|Full name||William Smith Monroe|
|Know as||Bill Monroe, Bill Monrow|
|Birth place||Rosine, Kentucky, USA|
|Lived||84 years, 11 month, 26 days|
|Work||East Tennessee Blues played by Bill Monroe on mandolin and Doc Watson on guitar.|
William Smith Monroe sourcesimdb.com/name/nm0598463
William Smith Monroe Biography:
He formed a group named the Blue Grass Boys in the late 1930s, with whom he initiated the bluegrass genre. Among his many achievements, Monroe was inducted into the Country Music Hall of Fame and given together with the National Medal of Arts. He died in Springfield, Tennessee, on September 9, 1996. One of eight kids in a musical family, Monroe learned to play the guitar as well as the mandolin at 9 years old. His mother died when he was 10, so when his dad died shortly afterward he was sent to reside with his mom’s brother, Pendleton Vandiver. Monroe after credited “Uncle Pen” with being one of his early, significant musical influences.
Already a seasoned musician in the age of 18, Monroe and his brother, Charlie, formed The Monroe Brothers duet in 1934. The brothers recorded dozens of songs but parted in 1938, prompting Monroe to take up a new but short lived group, the Kentuckians. After moving to Atlanta, he’d more success together with the creation of the Blue Grass Boys, who became regular performers on the weekly Grand Ole Opry radio show in 1939.
The Blue Grass Boys, comprising banjo, fiddle, guitar, upright bass and Monroe on mandolin, birthed a fresh music genre of music that came to be known as “bluegrass.” Players came and went in the group, but in 1945, together with the improvement of Earl Scruggs on banjo and Lester Flatt on vocals and guitar, they recorded the iconic tune “Blue Moon of Kentucky.”
After years of touring, Monroe began his own music festival at Bean Blossom, Indiana, in the late 1960s. In 1970, he was named to the Country Music Hall of Fame in Nashville, as well as the subsequent year, he was inducted to the Nashville Songwriters Association’s Hall of Fame.

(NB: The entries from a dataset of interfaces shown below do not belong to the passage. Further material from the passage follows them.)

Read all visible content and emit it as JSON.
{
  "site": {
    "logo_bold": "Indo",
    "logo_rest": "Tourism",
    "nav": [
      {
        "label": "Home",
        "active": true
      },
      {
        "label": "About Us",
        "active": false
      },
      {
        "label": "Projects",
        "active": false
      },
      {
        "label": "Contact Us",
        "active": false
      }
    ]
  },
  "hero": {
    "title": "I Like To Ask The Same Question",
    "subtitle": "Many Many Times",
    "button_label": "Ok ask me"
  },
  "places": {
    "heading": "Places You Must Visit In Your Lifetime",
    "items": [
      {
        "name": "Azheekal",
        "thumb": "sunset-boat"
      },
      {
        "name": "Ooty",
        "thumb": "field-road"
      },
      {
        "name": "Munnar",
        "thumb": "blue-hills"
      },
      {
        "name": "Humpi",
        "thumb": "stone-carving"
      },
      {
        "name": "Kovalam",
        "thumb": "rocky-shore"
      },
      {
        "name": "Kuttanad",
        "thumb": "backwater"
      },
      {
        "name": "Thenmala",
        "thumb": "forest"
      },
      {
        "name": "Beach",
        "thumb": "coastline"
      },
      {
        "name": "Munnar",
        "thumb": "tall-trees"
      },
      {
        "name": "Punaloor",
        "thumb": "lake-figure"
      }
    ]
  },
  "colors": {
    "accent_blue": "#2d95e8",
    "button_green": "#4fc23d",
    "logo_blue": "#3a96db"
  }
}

In 1979, the famous musician appeared at Ford’s Theatre in Washington, D.C., to perform for President Jimmy Carter.
Monroe beat a cancer diagnosis in 1981 and continued touring. In 1988, Monroe was honored together with the choice of “Blue Moon of Kentucky” as an official song of the state. Monroe endured a stroke in April 1996 and expired in Springfield, Tennessee, on September 9, 1996, four days before his 85th birthday. The bluegrass leader was entombed in Rosine, Kentucky, near where he was born.